Coffee beans from African countries are my favourite. What triggered me when I first tried African coffee beans, was that the coffee did not taste like coffee at all. Africa, more specifically East Africa, produces some of the world’s most distinctive coffees characterised by vivid floral, fruit, and wine tones with rich acidity. All in all, African coffee beans are packed with taste! I encourage everyone to start exploring and enjoying African coffees because of their wide taste profile.
Have you ever wondered what happens in a coffee farm before the beans are roasted by a coffee roastery? Coffee farms come in different sizes and all have different methods of farming and processing but here is one example from Kenya where I visited early 2019.
Processing coffee so separating the coffee cherry’s fruit flesh and skin from the coffee beans is one of the most crucial aspects of farming coffee.
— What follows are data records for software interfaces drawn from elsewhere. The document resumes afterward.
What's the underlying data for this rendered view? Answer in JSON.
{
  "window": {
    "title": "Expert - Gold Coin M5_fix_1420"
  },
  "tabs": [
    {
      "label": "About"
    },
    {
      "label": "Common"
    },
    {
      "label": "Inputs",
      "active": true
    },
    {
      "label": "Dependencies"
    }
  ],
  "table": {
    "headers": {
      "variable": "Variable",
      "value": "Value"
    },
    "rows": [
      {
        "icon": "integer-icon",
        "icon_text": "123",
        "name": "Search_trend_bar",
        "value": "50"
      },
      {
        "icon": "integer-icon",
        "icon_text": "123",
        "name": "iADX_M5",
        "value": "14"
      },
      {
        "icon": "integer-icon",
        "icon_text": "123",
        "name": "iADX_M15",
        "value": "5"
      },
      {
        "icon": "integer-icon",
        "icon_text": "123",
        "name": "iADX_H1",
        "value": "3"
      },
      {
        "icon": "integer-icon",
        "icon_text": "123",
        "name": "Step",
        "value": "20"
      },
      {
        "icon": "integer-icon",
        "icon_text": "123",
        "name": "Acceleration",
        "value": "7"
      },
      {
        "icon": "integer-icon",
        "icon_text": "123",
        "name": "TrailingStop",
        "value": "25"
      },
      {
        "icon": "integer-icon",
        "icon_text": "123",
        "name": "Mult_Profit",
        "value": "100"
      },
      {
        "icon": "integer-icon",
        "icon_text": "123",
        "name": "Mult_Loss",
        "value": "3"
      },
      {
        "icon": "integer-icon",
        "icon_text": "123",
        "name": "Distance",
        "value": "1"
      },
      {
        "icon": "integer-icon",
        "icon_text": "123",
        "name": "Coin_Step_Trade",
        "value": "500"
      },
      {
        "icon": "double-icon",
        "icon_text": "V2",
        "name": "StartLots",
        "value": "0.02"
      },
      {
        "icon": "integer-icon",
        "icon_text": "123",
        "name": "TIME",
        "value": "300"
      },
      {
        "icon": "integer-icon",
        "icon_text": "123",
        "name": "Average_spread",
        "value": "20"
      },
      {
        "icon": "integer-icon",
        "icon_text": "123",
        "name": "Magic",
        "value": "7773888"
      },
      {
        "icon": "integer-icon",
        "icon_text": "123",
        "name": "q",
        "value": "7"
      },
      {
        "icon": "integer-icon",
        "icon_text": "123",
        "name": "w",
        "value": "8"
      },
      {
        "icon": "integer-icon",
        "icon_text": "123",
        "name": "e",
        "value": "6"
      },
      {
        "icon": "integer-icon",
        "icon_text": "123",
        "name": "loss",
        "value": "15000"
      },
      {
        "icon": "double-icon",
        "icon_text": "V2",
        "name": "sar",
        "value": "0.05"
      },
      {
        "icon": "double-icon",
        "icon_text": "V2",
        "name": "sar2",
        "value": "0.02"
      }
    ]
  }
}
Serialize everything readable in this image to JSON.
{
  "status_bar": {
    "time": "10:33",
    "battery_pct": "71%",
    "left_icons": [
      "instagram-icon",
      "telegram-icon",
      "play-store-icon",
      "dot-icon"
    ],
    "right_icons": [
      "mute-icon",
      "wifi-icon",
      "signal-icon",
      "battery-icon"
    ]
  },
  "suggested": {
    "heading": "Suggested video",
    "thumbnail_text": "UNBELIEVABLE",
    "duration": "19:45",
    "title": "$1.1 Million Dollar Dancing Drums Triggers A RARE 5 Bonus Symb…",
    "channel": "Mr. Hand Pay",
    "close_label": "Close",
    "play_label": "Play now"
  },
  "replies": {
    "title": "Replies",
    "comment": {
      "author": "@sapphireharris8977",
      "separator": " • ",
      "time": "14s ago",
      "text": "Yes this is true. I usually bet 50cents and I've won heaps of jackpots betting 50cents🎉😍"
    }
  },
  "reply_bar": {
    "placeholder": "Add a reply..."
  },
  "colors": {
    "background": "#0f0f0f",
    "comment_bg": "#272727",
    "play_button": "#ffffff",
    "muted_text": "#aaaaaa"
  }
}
How to coffee is processed can have a dramatic effect on the resulting cup and nowadays roasters and baristas are concentrating on coffee processing to describe the coffee. Also, lately it has become more and more popular that the farmers have started to experiment with new coffee processing methods such as anaerobic fermentation. Let’s go through the most common coffee processing methods.
Using the steam wand of an espresso machine is the most common way of steaming milk. But what really happens when introducing heat, air and tiny water droplets into the milk?